Stored items from a collection:
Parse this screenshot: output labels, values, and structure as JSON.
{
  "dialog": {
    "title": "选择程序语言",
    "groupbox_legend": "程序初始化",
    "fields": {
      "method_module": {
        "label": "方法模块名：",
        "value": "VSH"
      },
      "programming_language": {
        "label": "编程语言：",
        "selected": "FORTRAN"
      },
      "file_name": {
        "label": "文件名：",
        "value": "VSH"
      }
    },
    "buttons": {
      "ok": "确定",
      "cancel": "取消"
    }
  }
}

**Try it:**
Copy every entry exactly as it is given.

**Reply to the exercise:**
Parse this screenshot: output labels, values, and structure as JSON.
{
  "dialog": {
    "title": "选择程序语言",
    "groupbox_legend": "程序初始化",
    "fields": {
      "method_module": {
        "label": "方法模块名：",
        "value": "VSH"
      },
      "programming_language": {
        "label": "编程语言：",
        "selected": "FORTRAN"
      },
      "file_name": {
        "label": "文件名：",
        "value": "VSH"
      }
    },
    "buttons": {
      "ok": "确定",
      "cancel": "取消"
    }
  }
}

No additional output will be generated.